and sort stock to provide good quality lumber products,
2.) In the early 1900's, the
lumber industry determined that blue staining in wood was a defect, and thus a
downgrade in quality and market price. This still holds true today for it
is obvious they have no mind for marketing blue pine for what it is; beautiful, unique, and exotic appearing
Eco-friendly wood that can employ Americans in struggling rural communities
that also helps reduce the cost of our society in the removal of timber to
protect our infrastructure from fire and falling trees while storing carbon
that would otherwise be released to further feed the drought and warming cycle.
55 million acres of British Columbia have been killed by the beetles and the
Canadian government reduced the cost of timber from about $25 per cubic meter
to only $.25 per cubic meter to allow the lumber industry to race through the
forest in massive clear cuts in futile attempts to get ahead of the beetle
swarms and to remove the timber before it developed cracks. This resulted in Canadian beetle kill being
dumped on the USA market at prices below the cost of production in the USA –
and especially at small ‘mom and pop’ mills which cannot compete with mills

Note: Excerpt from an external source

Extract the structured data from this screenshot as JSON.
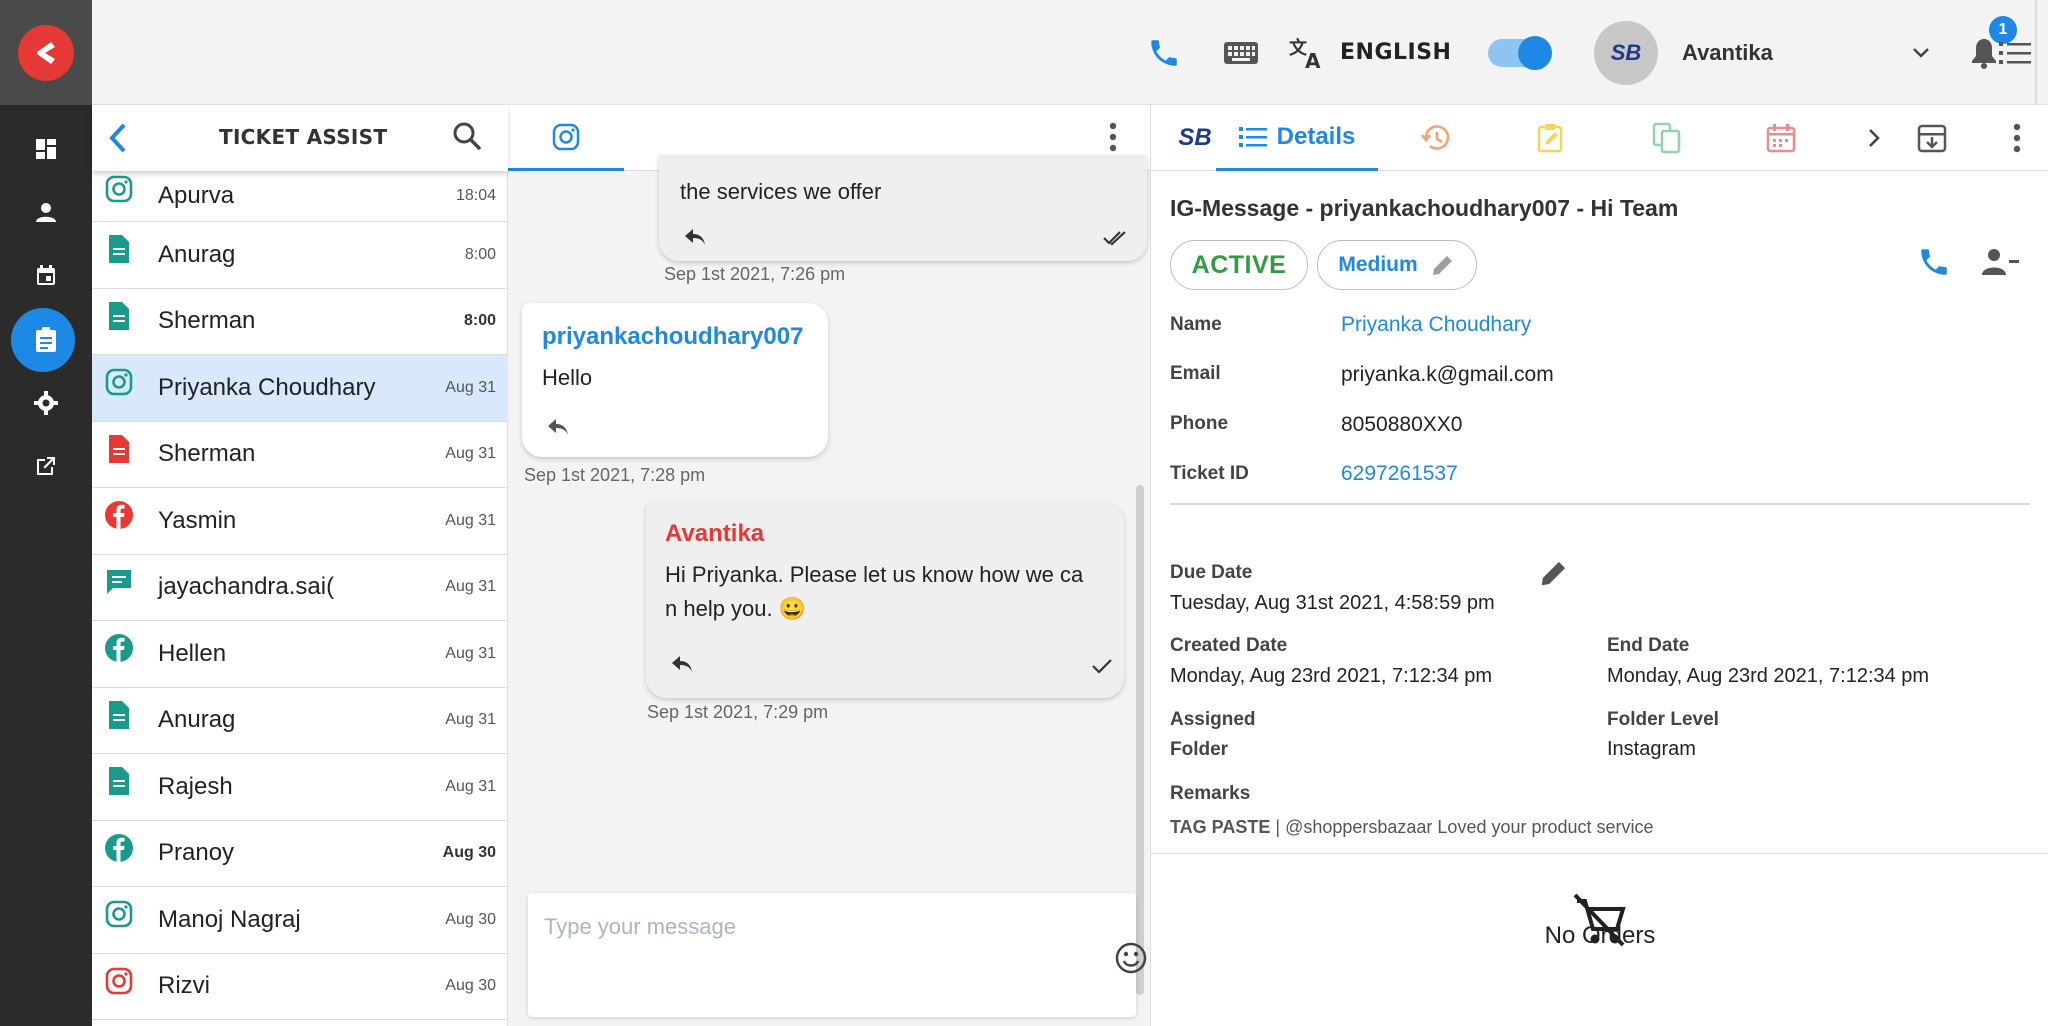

that produce millions or hundreds of millions of board feet of lumber. Small mills are all we have left in Colorado
because the forest services can not provide a steady and affordable supply of
timber – even if it all dead. This loops
back to the environmentalist legal actions…
DISCLOSURE: Ten years ago I dedicated my life to the utilization of USA beetle
killed timber and have done thousands of hours of research while educating the
public and operating a business that exclusively provides beetle kill wood
flooring, siding, paneling, trim, mantles, and tops that is all Made in the